The “Shepherd of Hermas” was viewed by many Early Church Fathers as a praiseworthy book to read.
During the first 300 years of Christianity, multiple letters and manuscripts were floating around early Christian communities, with no firm declaration of which book was “canonical” or inspired by God. In other words, the canon — what would come to be known as the Bible — didn’t exist yet.
Interestingly, one of the books that was quite revered was known as the “Shepherd of Hermas,” which received acclaim from some of the most influential Church Fathers.
According to the Catholic Encyclopedia, the Shepherd of Hermas was “a work which had great authority in ancient times and was ranked with Holy Scripture. Eusebius tells us that it was publicly read in the churches, and that while some denied it to be canonical, others ‘considered it most necessary.’ St. Athanasius speaks of it, together with the Didache, in connection with the deuterocanonical books of the Old Testament, as uncanonical yet recommended by the ancients for the reading of catechumens.”
It was sometimes put at the end of various collections of the New Testament, or even after the Acts of the Apostles, before the books were officially sorted out in the 4th century.
The book is itself a collection of “visions,” and is more focused on ethics than theology. Scholars believe it was written in the 2nd century, but it is unclear who the original author was.
Part of the book is a commentary on the 10 Commandments, giving specific instructions on various things to avoid. One interesting passage details the existence of a “good” angel and a “bad” angel who can influence a person. The author gives suggestions on how to discern the voice of each.

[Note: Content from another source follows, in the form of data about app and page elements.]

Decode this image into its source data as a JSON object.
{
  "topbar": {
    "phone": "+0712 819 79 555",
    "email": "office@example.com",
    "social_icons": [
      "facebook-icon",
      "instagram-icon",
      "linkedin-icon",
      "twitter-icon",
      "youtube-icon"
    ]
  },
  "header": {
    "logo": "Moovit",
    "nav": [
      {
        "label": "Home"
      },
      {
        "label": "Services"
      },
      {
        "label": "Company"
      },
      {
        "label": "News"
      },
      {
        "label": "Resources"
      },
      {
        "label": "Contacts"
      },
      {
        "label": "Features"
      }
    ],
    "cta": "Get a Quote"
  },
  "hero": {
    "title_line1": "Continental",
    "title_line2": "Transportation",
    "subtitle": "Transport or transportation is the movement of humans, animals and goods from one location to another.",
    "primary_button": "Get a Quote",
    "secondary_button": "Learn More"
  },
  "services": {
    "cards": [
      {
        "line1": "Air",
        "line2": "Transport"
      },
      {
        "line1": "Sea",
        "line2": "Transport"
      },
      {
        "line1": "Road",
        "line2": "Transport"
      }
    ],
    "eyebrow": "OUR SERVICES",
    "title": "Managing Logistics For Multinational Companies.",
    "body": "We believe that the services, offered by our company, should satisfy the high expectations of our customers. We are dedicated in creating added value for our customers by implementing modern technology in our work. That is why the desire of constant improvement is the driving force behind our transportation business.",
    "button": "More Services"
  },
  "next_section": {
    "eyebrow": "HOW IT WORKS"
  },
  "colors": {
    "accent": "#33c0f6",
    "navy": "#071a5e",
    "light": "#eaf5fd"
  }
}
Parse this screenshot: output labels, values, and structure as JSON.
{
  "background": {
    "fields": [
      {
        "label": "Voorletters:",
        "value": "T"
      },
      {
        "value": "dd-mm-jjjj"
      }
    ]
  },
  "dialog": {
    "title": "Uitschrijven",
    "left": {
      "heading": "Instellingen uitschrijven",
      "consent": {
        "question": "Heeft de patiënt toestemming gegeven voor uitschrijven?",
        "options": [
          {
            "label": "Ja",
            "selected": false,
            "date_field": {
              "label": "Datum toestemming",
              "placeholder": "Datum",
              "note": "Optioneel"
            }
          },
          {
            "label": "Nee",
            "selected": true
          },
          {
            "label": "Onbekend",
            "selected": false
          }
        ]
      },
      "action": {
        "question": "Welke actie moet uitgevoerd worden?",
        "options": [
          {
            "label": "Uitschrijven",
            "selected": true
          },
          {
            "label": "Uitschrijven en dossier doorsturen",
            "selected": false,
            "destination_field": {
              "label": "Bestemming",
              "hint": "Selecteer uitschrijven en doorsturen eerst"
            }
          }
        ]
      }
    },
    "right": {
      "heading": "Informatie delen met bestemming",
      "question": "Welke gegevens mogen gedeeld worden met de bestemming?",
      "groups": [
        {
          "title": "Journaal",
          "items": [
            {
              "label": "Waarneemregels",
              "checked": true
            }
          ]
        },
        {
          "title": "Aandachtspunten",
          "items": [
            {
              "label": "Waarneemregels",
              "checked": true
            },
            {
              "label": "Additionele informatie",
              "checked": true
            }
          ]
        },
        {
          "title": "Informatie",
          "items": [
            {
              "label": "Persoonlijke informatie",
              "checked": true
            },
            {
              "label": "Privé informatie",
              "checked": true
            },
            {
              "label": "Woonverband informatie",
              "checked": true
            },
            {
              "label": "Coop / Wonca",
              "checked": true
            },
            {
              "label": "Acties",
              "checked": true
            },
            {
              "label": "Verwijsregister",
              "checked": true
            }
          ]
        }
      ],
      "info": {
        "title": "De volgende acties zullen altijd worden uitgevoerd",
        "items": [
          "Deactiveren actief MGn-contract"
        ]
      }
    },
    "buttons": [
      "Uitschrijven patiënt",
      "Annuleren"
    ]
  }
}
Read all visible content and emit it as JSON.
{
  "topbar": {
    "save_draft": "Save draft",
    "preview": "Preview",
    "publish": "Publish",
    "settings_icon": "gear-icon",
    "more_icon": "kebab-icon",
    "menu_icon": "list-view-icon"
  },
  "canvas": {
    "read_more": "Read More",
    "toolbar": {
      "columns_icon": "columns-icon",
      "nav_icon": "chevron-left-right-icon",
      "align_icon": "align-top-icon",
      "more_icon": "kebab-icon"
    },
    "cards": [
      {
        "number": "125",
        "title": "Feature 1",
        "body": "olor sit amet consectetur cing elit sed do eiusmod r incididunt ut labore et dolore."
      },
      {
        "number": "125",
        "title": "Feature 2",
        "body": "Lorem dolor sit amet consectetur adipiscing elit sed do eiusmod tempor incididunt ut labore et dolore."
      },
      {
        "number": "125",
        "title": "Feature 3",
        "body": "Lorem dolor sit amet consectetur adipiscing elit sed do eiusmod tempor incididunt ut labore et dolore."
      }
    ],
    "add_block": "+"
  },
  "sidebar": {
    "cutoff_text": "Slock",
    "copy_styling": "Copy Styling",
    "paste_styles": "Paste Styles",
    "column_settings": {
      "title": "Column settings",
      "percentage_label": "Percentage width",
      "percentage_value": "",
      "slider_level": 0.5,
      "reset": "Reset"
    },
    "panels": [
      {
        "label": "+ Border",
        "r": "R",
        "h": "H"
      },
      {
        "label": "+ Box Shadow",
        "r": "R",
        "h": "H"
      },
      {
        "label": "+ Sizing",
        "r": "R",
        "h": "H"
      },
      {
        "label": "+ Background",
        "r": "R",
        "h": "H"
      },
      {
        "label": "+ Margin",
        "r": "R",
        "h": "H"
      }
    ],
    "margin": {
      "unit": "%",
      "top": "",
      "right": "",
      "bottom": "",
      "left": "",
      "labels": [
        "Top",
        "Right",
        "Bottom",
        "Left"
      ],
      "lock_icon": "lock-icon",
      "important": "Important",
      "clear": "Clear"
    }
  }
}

There are two angels with a man — one of righteousness, and the other of iniquity. And I said to him, How, sir, am I to know the powers of these, for both angels dwell with me? Hear, said he, and understand them. The angel of righteousness is gentle and modest, meek and peaceful. When, therefore, he ascends into your heart, immediately he talks to you of righteousness, purity, chastity, contentment, and of every righteous deed and glorious virtue. When all these ascend into your heart, know that the angel of righteousness is with you. These are the deeds of the angel of righteousness. Trust him, then, and his works.
Look now at the works of the angel of iniquity. First, he is wrathful, and bitter, and foolish, and his works are evil, and ruin the servants of God. When, then, he ascends into your heart, know him by his works. And I said to him, How, sir, I shall perceive him, I do not know. Hear and understand said he. When anger comes upon you, or harshness, know that he is in you; and you will know this to be the case also, when you are attacked by a longing after many transactions, and the richest delicacies, and drunken revels, and various luxuries, and things improper, and by a hankering after women, and by overreaching, and pride, and blustering, and by whatever is like to these. When these ascend into your heart, know that the angel of iniquity is in you. Now that you know his works, depart from him, and in no respect trust him, because his deeds are evil, and unprofitable to the servants of God.
However, while many early Christians regarded this book as inspired by God, there were some passages that were ambiguous and did not have the clarity of the rest of the New Testament. Also, since the original author was not known, the text received much criticism from members of the Church.
It still remains an intriguing look into early Christianity, and reflects many of the views of Christians during the Church’s infancy. Even though it did not make the cut, the book is worthy of mention and study.